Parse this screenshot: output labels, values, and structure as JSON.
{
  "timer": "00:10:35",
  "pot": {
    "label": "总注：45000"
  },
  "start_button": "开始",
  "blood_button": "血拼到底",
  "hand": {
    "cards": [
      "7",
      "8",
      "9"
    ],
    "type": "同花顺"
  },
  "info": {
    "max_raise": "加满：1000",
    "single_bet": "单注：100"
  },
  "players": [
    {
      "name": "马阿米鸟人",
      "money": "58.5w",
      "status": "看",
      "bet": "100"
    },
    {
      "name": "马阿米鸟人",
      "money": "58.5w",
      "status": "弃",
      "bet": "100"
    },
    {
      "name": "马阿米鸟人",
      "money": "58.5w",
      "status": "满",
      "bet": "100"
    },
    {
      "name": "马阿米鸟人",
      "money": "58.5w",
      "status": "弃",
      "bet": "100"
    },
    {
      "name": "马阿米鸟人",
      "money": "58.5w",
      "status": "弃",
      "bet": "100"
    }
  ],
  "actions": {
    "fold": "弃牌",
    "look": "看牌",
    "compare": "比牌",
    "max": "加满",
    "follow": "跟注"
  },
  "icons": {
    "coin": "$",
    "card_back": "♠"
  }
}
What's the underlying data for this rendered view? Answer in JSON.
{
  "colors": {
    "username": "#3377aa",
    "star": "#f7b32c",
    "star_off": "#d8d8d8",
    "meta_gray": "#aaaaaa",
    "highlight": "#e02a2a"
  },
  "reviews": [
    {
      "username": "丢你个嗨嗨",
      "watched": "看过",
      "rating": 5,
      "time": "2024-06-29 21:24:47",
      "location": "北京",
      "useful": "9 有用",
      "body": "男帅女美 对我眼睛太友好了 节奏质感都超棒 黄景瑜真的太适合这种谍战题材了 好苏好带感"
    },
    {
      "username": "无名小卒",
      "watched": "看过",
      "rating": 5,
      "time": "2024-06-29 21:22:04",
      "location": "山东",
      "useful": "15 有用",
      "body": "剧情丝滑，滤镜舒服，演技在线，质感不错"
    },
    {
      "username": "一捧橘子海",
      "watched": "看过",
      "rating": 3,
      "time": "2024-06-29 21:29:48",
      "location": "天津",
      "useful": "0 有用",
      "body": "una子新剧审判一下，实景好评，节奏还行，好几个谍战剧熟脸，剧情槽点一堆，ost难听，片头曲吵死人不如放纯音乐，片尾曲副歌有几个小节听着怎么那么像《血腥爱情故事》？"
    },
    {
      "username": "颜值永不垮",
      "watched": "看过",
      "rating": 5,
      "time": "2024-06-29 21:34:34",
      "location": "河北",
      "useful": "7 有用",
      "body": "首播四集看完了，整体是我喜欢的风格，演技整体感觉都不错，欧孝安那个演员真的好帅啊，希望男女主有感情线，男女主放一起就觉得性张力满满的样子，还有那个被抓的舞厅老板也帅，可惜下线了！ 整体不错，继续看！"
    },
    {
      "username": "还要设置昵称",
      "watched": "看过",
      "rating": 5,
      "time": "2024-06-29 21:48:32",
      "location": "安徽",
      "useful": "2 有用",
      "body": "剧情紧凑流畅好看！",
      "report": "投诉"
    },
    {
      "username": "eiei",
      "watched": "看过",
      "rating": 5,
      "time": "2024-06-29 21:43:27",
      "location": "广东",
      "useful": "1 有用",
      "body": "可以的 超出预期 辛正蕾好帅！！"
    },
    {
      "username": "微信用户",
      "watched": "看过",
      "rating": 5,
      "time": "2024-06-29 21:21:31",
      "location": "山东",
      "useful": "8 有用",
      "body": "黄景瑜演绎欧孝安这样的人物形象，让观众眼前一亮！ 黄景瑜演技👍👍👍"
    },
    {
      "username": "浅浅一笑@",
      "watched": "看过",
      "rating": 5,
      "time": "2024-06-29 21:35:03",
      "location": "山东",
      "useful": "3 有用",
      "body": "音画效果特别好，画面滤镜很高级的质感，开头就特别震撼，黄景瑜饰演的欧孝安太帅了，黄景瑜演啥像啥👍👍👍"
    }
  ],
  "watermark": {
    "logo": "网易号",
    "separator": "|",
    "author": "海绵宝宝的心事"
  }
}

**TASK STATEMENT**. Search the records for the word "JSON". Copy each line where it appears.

**REPLY TO THE EXERCISE**.
Parse this screenshot: output labels, values, and structure as JSON.
What's the underlying data for this rendered view? Answer in JSON.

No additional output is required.